Data to use:
+---+

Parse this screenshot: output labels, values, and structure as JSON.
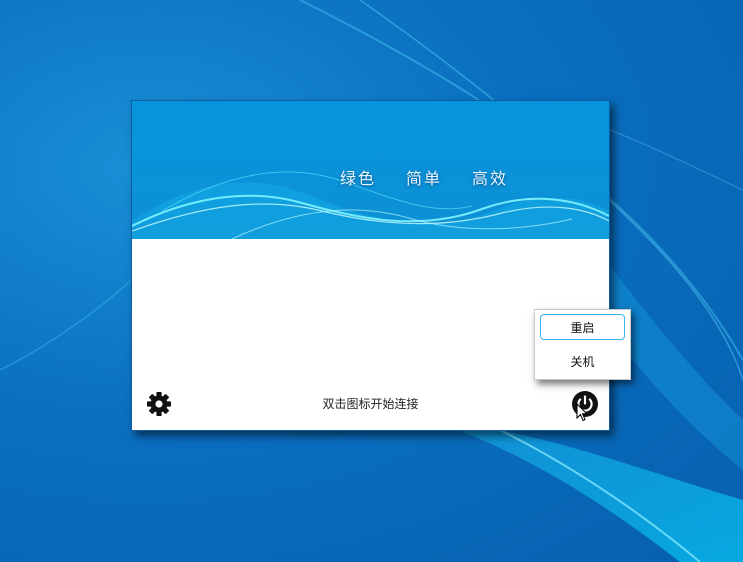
{
  "banner": {
    "slogan": [
      "绿色",
      "简单",
      "高效"
    ]
  },
  "footer": {
    "settings_icon": "gear-icon",
    "status_text": "双击图标开始连接",
    "power_icon": "power-icon"
  },
  "power_menu": {
    "items": [
      {
        "label": "重启",
        "highlighted": true
      },
      {
        "label": "关机",
        "highlighted": false
      }
    ]
  },
  "colors": {
    "banner": "#0594dc",
    "menu_highlight_border": "#39b4ea",
    "desktop": "#0a6fc0"
  }
}
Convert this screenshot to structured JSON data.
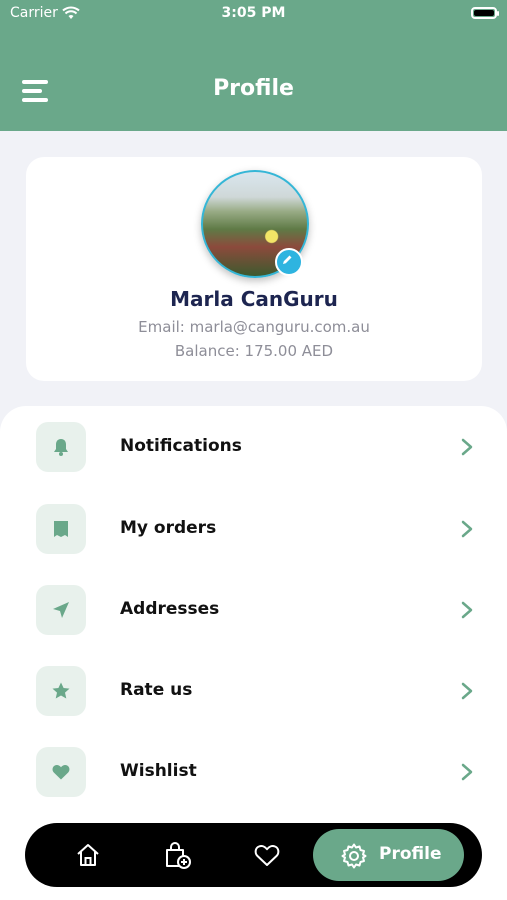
{
  "status_bar": {
    "carrier": "Carrier",
    "time": "3:05 PM"
  },
  "header": {
    "title": "Profile"
  },
  "profile": {
    "name": "Marla CanGuru",
    "email_line": "Email: marla@canguru.com.au",
    "balance_line": "Balance: 175.00 AED"
  },
  "menu": {
    "items": [
      {
        "label": "Notifications",
        "icon": "bell-icon"
      },
      {
        "label": "My orders",
        "icon": "receipt-icon"
      },
      {
        "label": "Addresses",
        "icon": "location-arrow-icon"
      },
      {
        "label": "Rate us",
        "icon": "star-icon"
      },
      {
        "label": "Wishlist",
        "icon": "heart-icon"
      }
    ]
  },
  "tabbar": {
    "items": [
      {
        "name": "home",
        "icon": "home-icon"
      },
      {
        "name": "cart",
        "icon": "shopping-bag-add-icon"
      },
      {
        "name": "wishlist",
        "icon": "heart-outline-icon"
      },
      {
        "name": "profile",
        "icon": "gear-icon",
        "label": "Profile",
        "active": true
      }
    ]
  },
  "colors": {
    "brand_green": "#6aa88a",
    "icon_bg": "#e8f1ec",
    "name_color": "#1d2550",
    "badge_blue": "#2eb4e0"
  }
}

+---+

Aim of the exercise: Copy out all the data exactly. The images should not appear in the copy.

Answer section:
Parse this screenshot: output labels, values, and structure as JSON.
{
  "banner": {
    "slogan": [
      "绿色",
      "简单",
      "高效"
    ]
  },
  "footer": {
    "settings_icon": "gear-icon",
    "status_text": "双击图标开始连接",
    "power_icon": "power-icon"
  },
  "power_menu": {
    "items": [
      {
        "label": "重启",
        "highlighted": true
      },
      {
        "label": "关机",
        "highlighted": false
      }
    ]
  },
  "colors": {
    "banner": "#0594dc",
    "menu_highlight_border": "#39b4ea",
    "desktop": "#0a6fc0"
  }
}
Convert this screenshot to structured JSON data.
{
  "status_bar": {
    "carrier": "Carrier",
    "time": "3:05 PM"
  },
  "header": {
    "title": "Profile"
  },
  "profile": {
    "name": "Marla CanGuru",
    "email_line": "Email: marla@canguru.com.au",
    "balance_line": "Balance: 175.00 AED"
  },
  "menu": {
    "items": [
      {
        "label": "Notifications",
        "icon": "bell-icon"
      },
      {
        "label": "My orders",
        "icon": "receipt-icon"
      },
      {
        "label": "Addresses",
        "icon": "location-arrow-icon"
      },
      {
        "label": "Rate us",
        "icon": "star-icon"
      },
      {
        "label": "Wishlist",
        "icon": "heart-icon"
      }
    ]
  },
  "tabbar": {
    "items": [
      {
        "name": "home",
        "icon": "home-icon"
      },
      {
        "name": "cart",
        "icon": "shopping-bag-add-icon"
      },
      {
        "name": "wishlist",
        "icon": "heart-outline-icon"
      },
      {
        "name": "profile",
        "icon": "gear-icon",
        "label": "Profile",
        "active": true
      }
    ]
  },
  "colors": {
    "brand_green": "#6aa88a",
    "icon_bg": "#e8f1ec",
    "name_color": "#1d2550",
    "badge_blue": "#2eb4e0"
  }
}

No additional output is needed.